I like to occasionally check out the West Side Rag, this local blog listing all the restaurant openings and closings and health code violations and weird crimes that happen on the Upper West Side. And I saw this story, about a woman who had a crush on a neighborhood guy when she was 19 years old and new to New York City. She thought he was so hot. She dubbed him “Teen Idol.”
And then she did not a damn thing about it for 20 years.
That’s right. The occasion for the story isn’t just that this woman stalked him all over town, but that she wistfully watched him from afar, living his life, until one day, like a year ago, she spotted him in a building where he was working, and where she would be coming regularly. So, you know, she finally got up the nerve to introduce herself. Two decades later.
And just the other day, they got married in Central Park. That’s great! It’s also a crying shame.
Seriously?! Maybe the journalist took some liberties; maybe the woman thought he was cute but wasn’t that interested. Maybe she was involved with someone else 15 of the past 20 years. The story doesn’t say.
But what I do now is this—she waited until she was 39 to grow a pair. OK, so maybe she might have made a move when she was 22, and he may not have been ready for her, or ok, they could have gotten together, had a hot thing going, and flamed out before either of them hit 30. Doesn’t matter. You can call it fate, but I call it crazy.

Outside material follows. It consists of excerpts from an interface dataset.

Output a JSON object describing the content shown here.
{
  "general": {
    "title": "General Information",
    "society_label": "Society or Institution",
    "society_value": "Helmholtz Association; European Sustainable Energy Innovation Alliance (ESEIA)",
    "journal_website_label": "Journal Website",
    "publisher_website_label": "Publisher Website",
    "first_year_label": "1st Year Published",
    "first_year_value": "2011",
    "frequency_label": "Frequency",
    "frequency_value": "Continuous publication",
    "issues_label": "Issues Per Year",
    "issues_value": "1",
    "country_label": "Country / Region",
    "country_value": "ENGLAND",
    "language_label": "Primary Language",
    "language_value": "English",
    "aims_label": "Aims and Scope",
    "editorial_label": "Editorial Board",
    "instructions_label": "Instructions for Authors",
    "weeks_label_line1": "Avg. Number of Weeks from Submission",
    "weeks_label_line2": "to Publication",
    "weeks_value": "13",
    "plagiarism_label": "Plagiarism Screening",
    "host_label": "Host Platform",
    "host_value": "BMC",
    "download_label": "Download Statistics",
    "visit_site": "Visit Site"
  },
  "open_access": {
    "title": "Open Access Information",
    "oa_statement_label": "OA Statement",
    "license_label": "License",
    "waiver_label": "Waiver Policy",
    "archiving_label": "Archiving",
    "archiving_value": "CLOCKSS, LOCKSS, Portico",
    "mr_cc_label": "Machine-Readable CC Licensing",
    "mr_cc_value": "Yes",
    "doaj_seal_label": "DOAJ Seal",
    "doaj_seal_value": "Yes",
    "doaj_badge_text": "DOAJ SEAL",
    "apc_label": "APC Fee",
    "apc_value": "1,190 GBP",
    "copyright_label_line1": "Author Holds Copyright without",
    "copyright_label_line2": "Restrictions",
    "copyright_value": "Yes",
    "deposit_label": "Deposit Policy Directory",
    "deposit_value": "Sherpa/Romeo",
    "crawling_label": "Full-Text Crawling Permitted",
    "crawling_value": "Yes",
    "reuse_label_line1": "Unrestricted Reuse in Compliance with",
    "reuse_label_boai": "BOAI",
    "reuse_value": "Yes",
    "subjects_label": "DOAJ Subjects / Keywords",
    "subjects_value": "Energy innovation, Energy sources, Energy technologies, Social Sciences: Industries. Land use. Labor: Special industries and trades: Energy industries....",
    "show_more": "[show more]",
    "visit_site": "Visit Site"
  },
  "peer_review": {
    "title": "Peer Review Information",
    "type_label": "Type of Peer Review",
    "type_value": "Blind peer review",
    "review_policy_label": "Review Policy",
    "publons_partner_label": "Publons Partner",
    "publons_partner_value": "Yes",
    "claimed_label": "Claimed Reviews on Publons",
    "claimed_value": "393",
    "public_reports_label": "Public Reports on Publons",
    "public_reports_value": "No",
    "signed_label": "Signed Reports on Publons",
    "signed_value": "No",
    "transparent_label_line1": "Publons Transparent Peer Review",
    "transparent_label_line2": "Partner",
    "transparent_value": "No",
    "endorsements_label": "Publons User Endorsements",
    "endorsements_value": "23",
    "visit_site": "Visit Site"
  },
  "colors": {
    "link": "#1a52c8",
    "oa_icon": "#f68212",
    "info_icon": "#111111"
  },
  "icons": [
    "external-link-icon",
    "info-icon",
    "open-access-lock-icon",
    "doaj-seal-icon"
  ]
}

My problem has always been that people say, “Ah if it’s meant to be, it will be.” But I couldn’t disagree more, because that’s like playing a chess game with fate and deciding that in order to win you won’t move any of your pieces around.
(Read more of my strong feelings about fate. Strong language advisory.)

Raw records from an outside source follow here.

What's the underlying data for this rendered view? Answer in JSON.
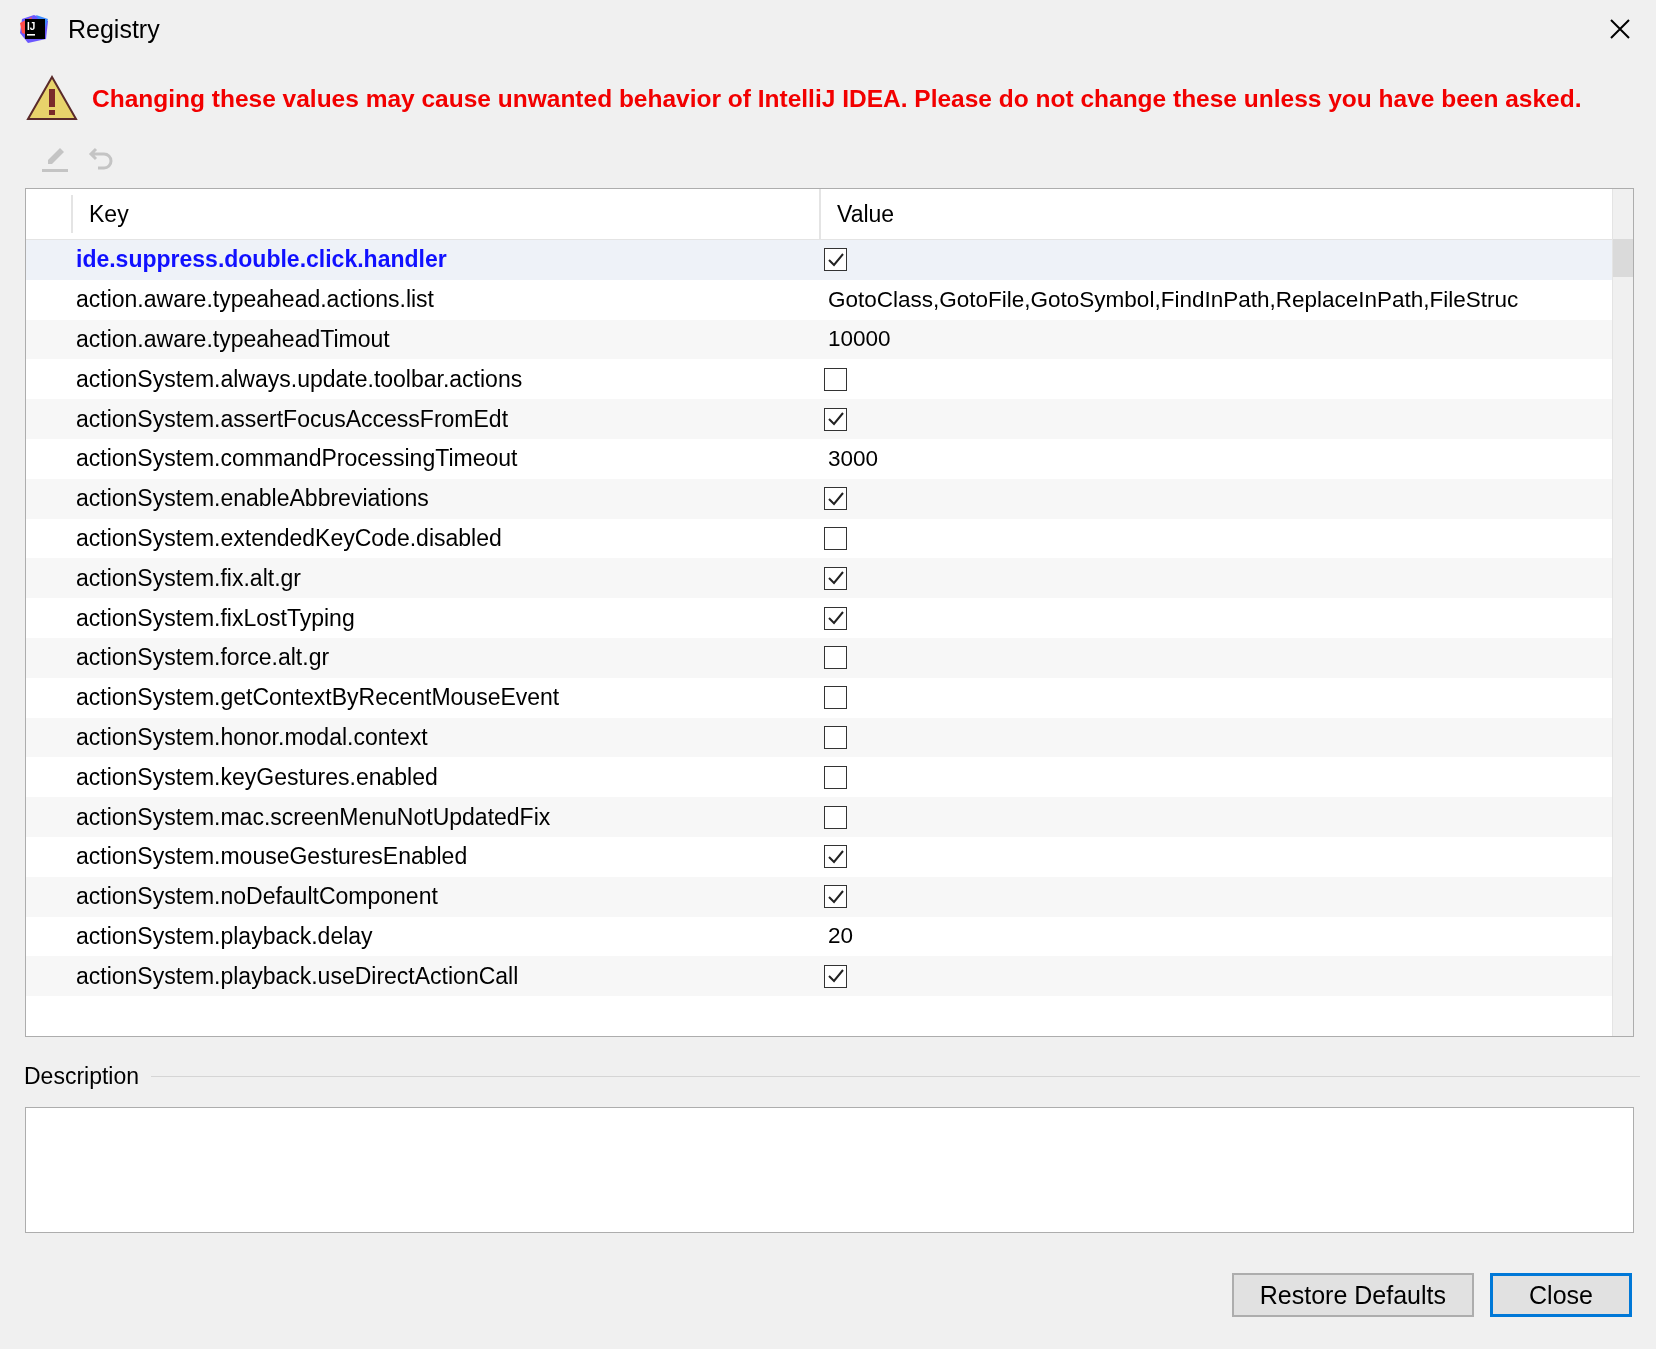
{
  "window": {
    "title": "Registry",
    "icon_text": "IJ"
  },
  "warning": "Changing these values may cause unwanted behavior of IntelliJ IDEA. Please do not change these unless you have been asked.",
  "toolbar": [
    {
      "kind": "edit",
      "disabled": true
    },
    {
      "kind": "revert",
      "disabled": true
    }
  ],
  "table": {
    "columns": [
      "Key",
      "Value"
    ],
    "rows": [
      {
        "key": "ide.suppress.double.click.handler",
        "kind": "checkbox",
        "checked": true,
        "selected": true
      },
      {
        "key": "action.aware.typeahead.actions.list",
        "kind": "text",
        "value": "GotoClass,GotoFile,GotoSymbol,FindInPath,ReplaceInPath,FileStruc",
        "selected": false
      },
      {
        "key": "action.aware.typeaheadTimout",
        "kind": "text",
        "value": "10000",
        "selected": false
      },
      {
        "key": "actionSystem.always.update.toolbar.actions",
        "kind": "checkbox",
        "checked": false,
        "selected": false
      },
      {
        "key": "actionSystem.assertFocusAccessFromEdt",
        "kind": "checkbox",
        "checked": true,
        "selected": false
      },
      {
        "key": "actionSystem.commandProcessingTimeout",
        "kind": "text",
        "value": "3000",
        "selected": false
      },
      {
        "key": "actionSystem.enableAbbreviations",
        "kind": "checkbox",
        "checked": true,
        "selected": false
      },
      {
        "key": "actionSystem.extendedKeyCode.disabled",
        "kind": "checkbox",
        "checked": false,
        "selected": false
      },
      {
        "key": "actionSystem.fix.alt.gr",
        "kind": "checkbox",
        "checked": true,
        "selected": false
      },
      {
        "key": "actionSystem.fixLostTyping",
        "kind": "checkbox",
        "checked": true,
        "selected": false
      },
      {
        "key": "actionSystem.force.alt.gr",
        "kind": "checkbox",
        "checked": false,
        "selected": false
      },
      {
        "key": "actionSystem.getContextByRecentMouseEvent",
        "kind": "checkbox",
        "checked": false,
        "selected": false
      },
      {
        "key": "actionSystem.honor.modal.context",
        "kind": "checkbox",
        "checked": false,
        "selected": false
      },
      {
        "key": "actionSystem.keyGestures.enabled",
        "kind": "checkbox",
        "checked": false,
        "selected": false
      },
      {
        "key": "actionSystem.mac.screenMenuNotUpdatedFix",
        "kind": "checkbox",
        "checked": false,
        "selected": false
      },
      {
        "key": "actionSystem.mouseGesturesEnabled",
        "kind": "checkbox",
        "checked": true,
        "selected": false
      },
      {
        "key": "actionSystem.noDefaultComponent",
        "kind": "checkbox",
        "checked": true,
        "selected": false
      },
      {
        "key": "actionSystem.playback.delay",
        "kind": "text",
        "value": "20",
        "selected": false
      },
      {
        "key": "actionSystem.playback.useDirectActionCall",
        "kind": "checkbox",
        "checked": true,
        "selected": false
      }
    ]
  },
  "description": {
    "label": "Description"
  },
  "buttons": [
    {
      "label": "Restore Defaults",
      "default": false
    },
    {
      "label": "Close",
      "default": true
    }
  ]
}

My question to you is this: You see someone who appeals to you, even a little? What on God’s earth are you waiting for? This city, and most cities, are crawling with people, and the continual churn of randomness of it all is such that you just may not get this chance again.

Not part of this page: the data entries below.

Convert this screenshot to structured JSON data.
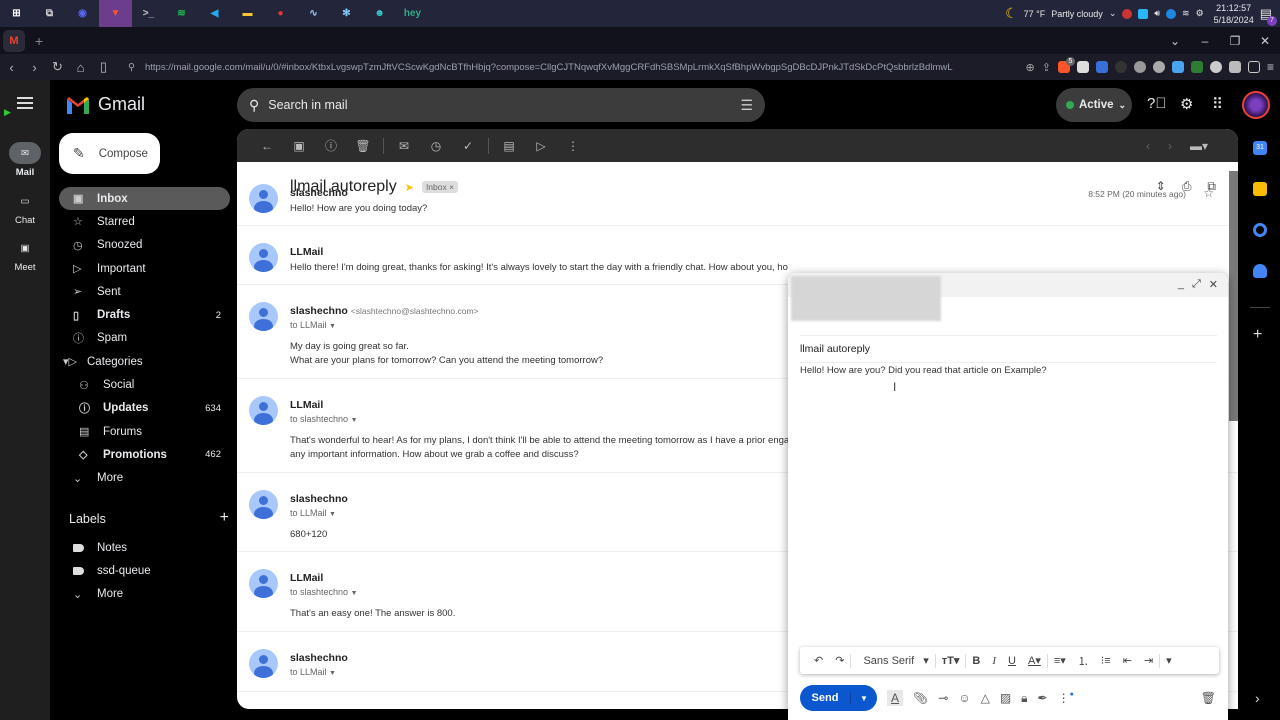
{
  "os": {
    "taskbar_apps": [
      {
        "name": "start",
        "glyph": "⊞",
        "color": "#ffffff"
      },
      {
        "name": "task-view",
        "glyph": "⧉",
        "color": "#cccccc"
      },
      {
        "name": "discord",
        "glyph": "◉",
        "color": "#5865f2"
      },
      {
        "name": "brave",
        "glyph": "▼",
        "color": "#fb542b",
        "active": true
      },
      {
        "name": "terminal",
        "glyph": ">_",
        "color": "#cccccc"
      },
      {
        "name": "spotify",
        "glyph": "≋",
        "color": "#1db954"
      },
      {
        "name": "vscode",
        "glyph": "◀",
        "color": "#23a8f2"
      },
      {
        "name": "file-explorer",
        "glyph": "▬",
        "color": "#f8c630"
      },
      {
        "name": "obs",
        "glyph": "●",
        "color": "#e33"
      },
      {
        "name": "monitor",
        "glyph": "∿",
        "color": "#9cf"
      },
      {
        "name": "app-snowflake",
        "glyph": "✻",
        "color": "#8cf"
      },
      {
        "name": "app-robot",
        "glyph": "☻",
        "color": "#3cc"
      },
      {
        "name": "hey-note",
        "glyph": "hey",
        "color": "#3a8"
      }
    ],
    "weather": {
      "temp": "77 °F",
      "condition": "Partly cloudy"
    },
    "clock": {
      "time": "21:12:57",
      "date": "5/18/2024"
    },
    "notification_count": "7"
  },
  "browser": {
    "tab_favicon": "M",
    "url": "https://mail.google.com/mail/u/0/#inbox/KtbxLvgswpTzmJftVCScwKgdNcBTfhHbjq?compose=CllgCJTNqwqfXvMggCRFdhSBSMpLrmkXqSfBhpWvbgpSgDBcDJPnkJTdSkDcPtQsbbrlzBdlmwL",
    "brave_shield_count": "5"
  },
  "rail": {
    "items": [
      {
        "label": "Mail",
        "active": true
      },
      {
        "label": "Chat"
      },
      {
        "label": "Meet"
      }
    ]
  },
  "header": {
    "app_name": "Gmail",
    "search_placeholder": "Search in mail",
    "status": "Active"
  },
  "compose_button": "Compose",
  "nav": [
    {
      "label": "Inbox",
      "icon": "inbox",
      "active": true
    },
    {
      "label": "Starred",
      "icon": "star"
    },
    {
      "label": "Snoozed",
      "icon": "clock"
    },
    {
      "label": "Important",
      "icon": "important"
    },
    {
      "label": "Sent",
      "icon": "send"
    },
    {
      "label": "Drafts",
      "icon": "draft",
      "count": "2",
      "bold": true
    },
    {
      "label": "Spam",
      "icon": "spam"
    },
    {
      "label": "Categories",
      "icon": "label"
    },
    {
      "label": "Social",
      "icon": "people",
      "sub": true
    },
    {
      "label": "Updates",
      "icon": "info",
      "sub": true,
      "count": "634",
      "bold": true
    },
    {
      "label": "Forums",
      "icon": "forum",
      "sub": true
    },
    {
      "label": "Promotions",
      "icon": "tag",
      "sub": true,
      "count": "462",
      "bold": true
    },
    {
      "label": "More",
      "icon": "chevron-down"
    }
  ],
  "labels": {
    "title": "Labels",
    "items": [
      "Notes",
      "ssd-queue"
    ],
    "more": "More"
  },
  "thread": {
    "subject": "llmail autoreply",
    "chip": "Inbox",
    "messages": [
      {
        "sender": "slashechno",
        "time": "8:52 PM (20 minutes ago)",
        "snippet": "Hello! How are you doing today?"
      },
      {
        "sender": "LLMail",
        "snippet": "Hello there! I'm doing great, thanks for asking! It's always lovely to start the day with a friendly chat. How about you, ho"
      },
      {
        "sender": "slashechno",
        "email": "<slashtechno@slashtechno.com>",
        "to": "to LLMail",
        "body": [
          "My day is going great so far.",
          "What are your plans for tomorrow? Can you attend the meeting tomorrow?"
        ]
      },
      {
        "sender": "LLMail",
        "to": "to slashtechno",
        "body": [
          "That's wonderful to hear! As for my plans, I don't think I'll be able to attend the meeting tomorrow as I have a prior enga",
          "any important information. How about we grab a coffee and discuss?"
        ]
      },
      {
        "sender": "slashechno",
        "to": "to LLMail",
        "body": [
          "680+120"
        ]
      },
      {
        "sender": "LLMail",
        "to": "to slashtechno",
        "body": [
          "That's an easy one! The answer is 800."
        ]
      },
      {
        "sender": "slashechno",
        "to": "to LLMail"
      }
    ]
  },
  "composer": {
    "subject": "llmail autoreply",
    "body": "Hello! How are you? Did you read that article on Example?",
    "font": "Sans Serif",
    "send_label": "Send"
  }
}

You say, “Oh but I don’t want to have to ask a guy out.” (Men, you have no excuse. Man up.) But ladies, you don’t have to do that. But you do have to swing that door open so he knows you’re there and that he’s welcome to walk through. And I can’t tell you how many times it’s paid off (many). Including my last serious relationship, which happened because I left my card behind and he followed up.
Ok, I’ll admit, even I choke sometimes: I was playing touch football in a Zogsports league as I do in the spring and fall, and I spotted a cutie, but was like, Jesus, what the hell do I do? Walk up to him at 3pm on a Sunday and ask him out? That’s weird. Hit on him in front of his friends as they change their shoes? No. So I didn’t do anything. Like a dummy.
Then…last game of the season, guess who we’re playing. Yup. It was a tense game, overtime, the whole thing. We win. Long story, I was late, so I hadn’t played this game, but you better believe I jumped in to do the whole “good game” hand shake thing. And when I got to this handsome fella, I shook his hand and smiled and said quite simply, “You’re so cute.” I said it with a big smile and a silly energy, since it was a high-energy game and I just went with it. “You’re cute, too,” he said. “Well, I regretted not telling you that the first time we played you,” I said.
His reply? “Want to get a drink sometime?”
Yes. Yes I would.
Truth is, he could have said, “Oh, that’s sweet, but I’m married,” or “Why thank you,” and then nothing. Who cares? What do I lose by doing that? Nothing. How am I supposed to know what his deal is. It’s the most blissfully ignorant moment of all. Worst case scenario? He is blushing and flattered and you made his damn day.
Bottom line: Do not wait around and stare at people from afar. Make yourself known. Or you’ll find yourself hobbling toward some old hottie in the nursing home, saying, Didn’t you used to eat at Ray’s Pizza in the 90s? And then your dentures will fall out of your head.
(Read also: How to happen to the hottest guy in the room.)